Consumer confidence, as measured by a survey plugged into a magic formula, is at the highest level in nearly five years. Housing prices have risen for the sixth straight month. All is attributed to improvements in employment, something rarely noted in the media over the summer but felt by people all across the US.
The long answer is that everyone who watches this never believed that employment was improving much. Employment growth leading the overall economy hasn’t been the way recessions have run since the end of WWII. That alone tells us that this time is different. What makes it different is important because it highlights what Barataria readers have been clued into since 2007 and urgently since 2008 – that this is at the very least a different kind of economic event.
Call it what you will, but there can be little doubt that different times call for different measures.
Let’s start with the facts. The total number of jobs has grown by 4.7M since the low of January 2010, or an annualized rate of about 1.2% per year. It’s largely treading water, but it’s been enough to drop the headline unemployment rate (U3) from 10.1% to 7.9%. During this time real GDP has expanded by an annualized rate of 1.6%, which is anemic at best.
According to a regression first published here in October 2010, it takes an annualized real growth of 3.3% in GDP to see significant improvements in unemployment – and that if anything, the early 2000s were running far behind this. Has our improvement in jobs simply been a regression to the mean – that is the kind of growth that offsets the anemic performance seen during the “jobless recovery” after the 2001 recession?
It’s always hard to tell when you are in the middle of some major event exactly what that event is. Professionals in the field will tell you how it compares to what they know, which when we are lucky reaches back to the end of WWII. When the event is outside of their experience, however, we are left with responses that don’t necessarily make sense. And that is why the steadily improving jobs picture has gone largely unreported. It shouldn’t be happening – so to many “experts” it isn’t.
We may be seeing a “regression to the mean” where operations that have been running “lean and mean” for a solid decade are starting to feel more optimistic and willing to hire. It may be that the demographics are finally starting to shift as Baby Boomers, the oldest of which are now 65, start to retire. It could also be that a general slowdown in productivity gains, which were very rapid in the 2000s, have started to slow down and more people are needed to pound out a given level of income – after all, yesterday’s productivity gains are today’s unemployment.
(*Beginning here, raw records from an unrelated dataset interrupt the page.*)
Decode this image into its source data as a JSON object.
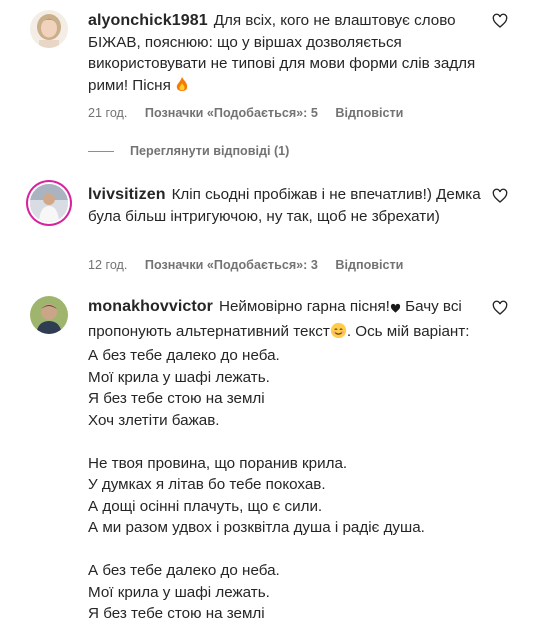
{
  "comments": [
    {
      "username": "alyonchick1981",
      "text": "Для всіх, кого не влаштовує слово БІЖАВ, пояснюю: що у віршах дозволяється використовувати не типові для мови форми слів задля рими! Пісня",
      "time": "21 год.",
      "likes": "Позначки «Подобається»: 5",
      "reply": "Відповісти",
      "view_replies": "Переглянути відповіді (1)"
    },
    {
      "username": "lvivsitizen",
      "text": "Кліп сьодні пробіжав і не впечатлив!) Демка була більш інтригуючою, ну так, щоб не збрехати)",
      "time": "12 год.",
      "likes": "Позначки «Подобається»: 3",
      "reply": "Відповісти"
    },
    {
      "username": "monakhovvictor",
      "text_intro_1": "Неймовірно гарна пісня!",
      "text_intro_2": " Бачу всі пропонують альтернативний текст",
      "text_intro_3": ". Ось мій варіант:",
      "lines": [
        "А без тебе далеко до неба.",
        "Мої крила у шафі лежать.",
        "Я без тебе стою на землі",
        "Хоч злетіти бажав.",
        "",
        "Не твоя провина, що поранив крила.",
        "У думках я літав бо тебе покохав.",
        "А дощі осінні плачуть, що є сили.",
        "А ми разом удвох і розквітла душа і радіє душа.",
        "",
        "А без тебе далеко до неба.",
        "Мої крила у шафі лежать.",
        "Я без тебе стою на землі"
      ]
    }
  ],
  "icons": {
    "heart": "heart-outline-icon",
    "fire": "fire-emoji",
    "black_heart": "black-heart-emoji",
    "smile": "smiling-face-emoji"
  },
  "colors": {
    "text": "#262626",
    "meta": "#737373",
    "ring": "#d6249f"
  }
}
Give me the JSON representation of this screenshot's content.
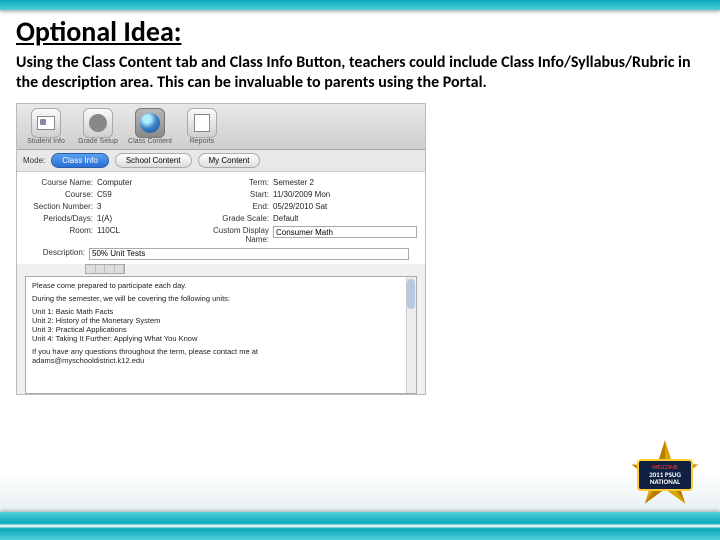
{
  "title": "Optional Idea:",
  "subtext": "Using the Class Content tab and Class Info Button, teachers could include Class Info/Syllabus/Rubric in the description area. This can be invaluable to parents using the Portal.",
  "toolbar": {
    "student_info": "Student Info",
    "grade_setup": "Grade Setup",
    "class_content": "Class Content",
    "reports": "Reports"
  },
  "mode": {
    "label": "Mode:",
    "class_info": "Class Info",
    "school_content": "School Content",
    "my_content": "My Content"
  },
  "fields": {
    "course_name_l": "Course Name:",
    "course_name_v": "Computer",
    "term_l": "Term:",
    "term_v": "Semester 2",
    "course_l": "Course:",
    "course_v": "C59",
    "start_l": "Start:",
    "start_v": "11/30/2009 Mon",
    "section_l": "Section Number:",
    "section_v": "3",
    "end_l": "End:",
    "end_v": "05/29/2010 Sat",
    "periods_l": "Periods/Days:",
    "periods_v": "1(A)",
    "gradescale_l": "Grade Scale:",
    "gradescale_v": "Default",
    "room_l": "Room:",
    "room_v": "110CL",
    "customname_l": "Custom Display Name:",
    "customname_v": "Consumer Math"
  },
  "desc": {
    "label": "Description:",
    "line1": "50% Unit Tests"
  },
  "editor": {
    "p1": "Please come prepared to participate each day.",
    "p2": "During the semester, we will be covering the following units:",
    "u1": "Unit 1: Basic Math Facts",
    "u2": "Unit 2: History of the Monetary System",
    "u3": "Unit 3: Practical Applications",
    "u4": "Unit 4: Taking It Further: Applying What You Know",
    "p3a": "If you have any questions throughout the term, please contact me at",
    "p3b": "adams@myschooldistrict.k12.edu"
  },
  "badge": {
    "line1": "WELCOME",
    "line2": "2011 PSUG NATIONAL"
  }
}
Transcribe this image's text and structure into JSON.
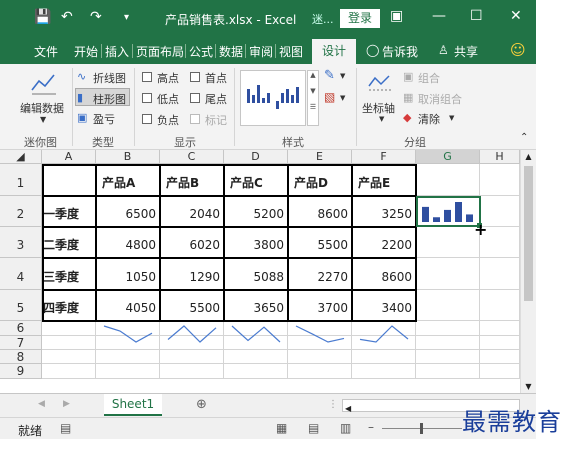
{
  "titlebar": {
    "save_icon": "save-icon",
    "undo_icon": "undo-icon",
    "redo_icon": "redo-icon",
    "customize_icon": "customize-qat-icon",
    "title": "产品销售表.xlsx - Excel",
    "context_label": "迷...",
    "login_label": "登录"
  },
  "tabs": [
    "文件",
    "开始",
    "插入",
    "页面布局",
    "公式",
    "数据",
    "审阅",
    "视图",
    "设计"
  ],
  "active_tab": "设计",
  "tell_me": "告诉我",
  "share": "共享",
  "ribbon": {
    "edit_data": "编辑数据",
    "types": [
      "折线图",
      "柱形图",
      "盈亏"
    ],
    "show": {
      "high_point": "高点",
      "first_point": "首点",
      "low_point": "低点",
      "last_point": "尾点",
      "negative_point": "负点",
      "markers": "标记"
    },
    "axis": "坐标轴",
    "group": "组合",
    "ungroup": "取消组合",
    "clear": "清除",
    "group_labels": [
      "迷你图",
      "类型",
      "显示",
      "样式",
      "分组"
    ]
  },
  "sheet": {
    "columns": [
      "A",
      "B",
      "C",
      "D",
      "E",
      "F",
      "G",
      "H"
    ],
    "rows": [
      "1",
      "2",
      "3",
      "4",
      "5",
      "6",
      "7",
      "8",
      "9"
    ],
    "header_row": [
      "",
      "产品A",
      "产品B",
      "产品C",
      "产品D",
      "产品E"
    ],
    "data": [
      {
        "label": "一季度",
        "values": [
          6500,
          2040,
          5200,
          8600,
          3250
        ]
      },
      {
        "label": "二季度",
        "values": [
          4800,
          6020,
          3800,
          5500,
          2200
        ]
      },
      {
        "label": "三季度",
        "values": [
          1050,
          1290,
          5088,
          2270,
          8600
        ]
      },
      {
        "label": "四季度",
        "values": [
          4050,
          5500,
          3650,
          3700,
          3400
        ]
      }
    ],
    "sparkline_color": "#2f4fa0",
    "selected_cell": "G2"
  },
  "sheet_tab": "Sheet1",
  "status": "就绪",
  "watermark": "最需教育"
}
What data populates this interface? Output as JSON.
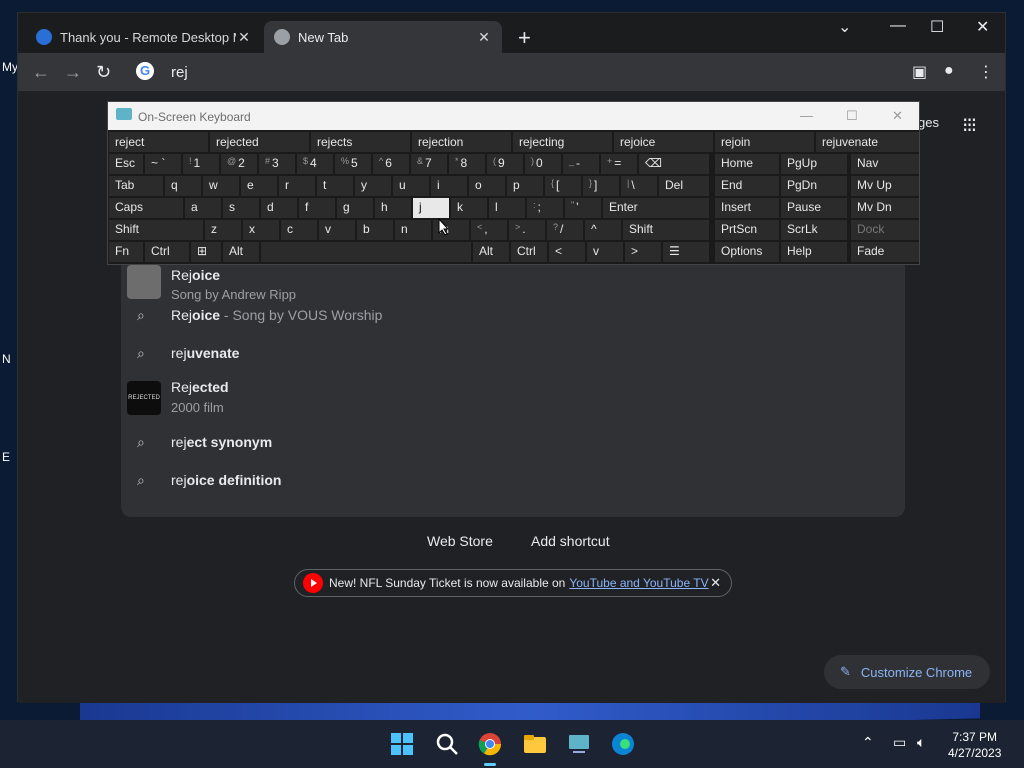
{
  "chrome": {
    "tabs": [
      {
        "title": "Thank you - Remote Desktop Ma",
        "active": false
      },
      {
        "title": "New Tab",
        "active": true
      }
    ],
    "omnibox_text": "rej"
  },
  "ntp": {
    "images_label": "ges",
    "web_store": "Web Store",
    "add_shortcut": "Add shortcut",
    "promo_text": "New! NFL Sunday Ticket is now available on",
    "promo_link": "YouTube and YouTube TV",
    "customize": "Customize Chrome"
  },
  "suggestions": [
    {
      "bold_prefix": "Rej",
      "rest": "oice",
      "secondary": "Song by Andrew Ripp",
      "kind": "thumbnail"
    },
    {
      "bold_prefix": "Rej",
      "rest": "oice",
      "suffix": " - Song by VOUS Worship",
      "kind": "search"
    },
    {
      "bold_prefix": "rej",
      "rest": "uvenate",
      "kind": "search"
    },
    {
      "bold_prefix": "Rej",
      "rest": "ected",
      "secondary": "2000 film",
      "kind": "thumbnail",
      "thumb_text": "REJECTED"
    },
    {
      "bold_prefix": "rej",
      "rest": "ect synonym",
      "kind": "search"
    },
    {
      "bold_prefix": "rej",
      "rest": "oice definition",
      "kind": "search"
    }
  ],
  "osk": {
    "title": "On-Screen Keyboard",
    "predictions": [
      "reject",
      "rejected",
      "rejects",
      "rejection",
      "rejecting",
      "rejoice",
      "rejoin",
      "rejuvenate"
    ],
    "row1": {
      "esc": "Esc",
      "tilde": "~ `",
      "k1": "1",
      "k1s": "!",
      "k2": "2",
      "k2s": "@",
      "k3": "3",
      "k3s": "#",
      "k4": "4",
      "k4s": "$",
      "k5": "5",
      "k5s": "%",
      "k6": "6",
      "k6s": "^",
      "k7": "7",
      "k7s": "&",
      "k8": "8",
      "k8s": "*",
      "k9": "9",
      "k9s": "(",
      "k0": "0",
      "k0s": ")",
      "minus": "-",
      "minuss": "_",
      "eq": "=",
      "eqs": "+",
      "bksp": "⌫",
      "home": "Home",
      "pgup": "PgUp",
      "nav": "Nav"
    },
    "row2": {
      "tab": "Tab",
      "q": "q",
      "w": "w",
      "e": "e",
      "r": "r",
      "t": "t",
      "y": "y",
      "u": "u",
      "i": "i",
      "o": "o",
      "p": "p",
      "lb": "[",
      "lbs": "{",
      "rb": "]",
      "rbs": "}",
      "bs": "\\",
      "bss": "|",
      "del": "Del",
      "end": "End",
      "pgdn": "PgDn",
      "mvup": "Mv Up"
    },
    "row3": {
      "caps": "Caps",
      "a": "a",
      "s": "s",
      "d": "d",
      "f": "f",
      "g": "g",
      "h": "h",
      "j": "j",
      "k": "k",
      "l": "l",
      "semi": ";",
      "semis": ":",
      "quot": "'",
      "quots": "\"",
      "enter": "Enter",
      "insert": "Insert",
      "pause": "Pause",
      "mvdn": "Mv Dn"
    },
    "row4": {
      "shift": "Shift",
      "z": "z",
      "x": "x",
      "c": "c",
      "v": "v",
      "b": "b",
      "n": "n",
      "m": "m",
      "comma": ",",
      "commas": "<",
      "dot": ".",
      "dots": ">",
      "slash": "/",
      "slashs": "?",
      "up": "^",
      "shift2": "Shift",
      "prtscn": "PrtScn",
      "scrlk": "ScrLk",
      "dock": "Dock"
    },
    "row5": {
      "fn": "Fn",
      "ctrl": "Ctrl",
      "alt": "Alt",
      "alt2": "Alt",
      "ctrl2": "Ctrl",
      "left": "<",
      "down": "v",
      "right": ">",
      "options": "Options",
      "help": "Help",
      "fade": "Fade"
    }
  },
  "taskbar": {
    "time": "7:37 PM",
    "date": "4/27/2023"
  },
  "desktop_labels": [
    "My",
    "N",
    "E"
  ],
  "colors": {
    "accent": "#8ab4f8",
    "chrome_bg": "#202124",
    "dropdown_bg": "#303134"
  }
}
But it could also be a sign that something much more fundamental is happening.
Let’s try a simple thought experiment. Say that this is a “Depression” very similar in many ways to the “Great Depression” of 1929-38 or the “Long Depression” of 1878-93. What sort of behavior would we expect? In both of those cases, a major financial bubble driven by technology was what collapsed into the depression in the first place (cars and oil in 1929, railroads in 1878). The population became more urban in both events, with prices increasing first in cities as housing shortages bedeviled a surging population. Job creation led economic growth in each case – it wasn’t until working people had a secure job and a place to live that the economy started to rebound.
From this thought experiment, the event we are traversing our way through is indeed nothing like any recession we have seen since the end of WWII. It is much more like the previous two events now clearly labeled “depressions” – more like the “Long Depression” than the “Great Depression” in its lingering, corrosive effects instead of a sharp downturn.
You never know where the bottom is until you start to climb out of it. For us, the bottom in employment occurred in January, 2010. The bottom for GDP was a year earlier, in 2009, but is not recovering in any kind of robust way. Taking away tremendous federal deficits and home equity withdrawals, the rest of the economy has been shrinking since 2001.
You may not like the term “Managed Depression” or the idea that we are, in fact, in the middle of roughly the fifth depression in US history. But at the very least we have to acknowledge that this event is different from any postwar recession and thus requires very different thinking before we are going to get out of it completely.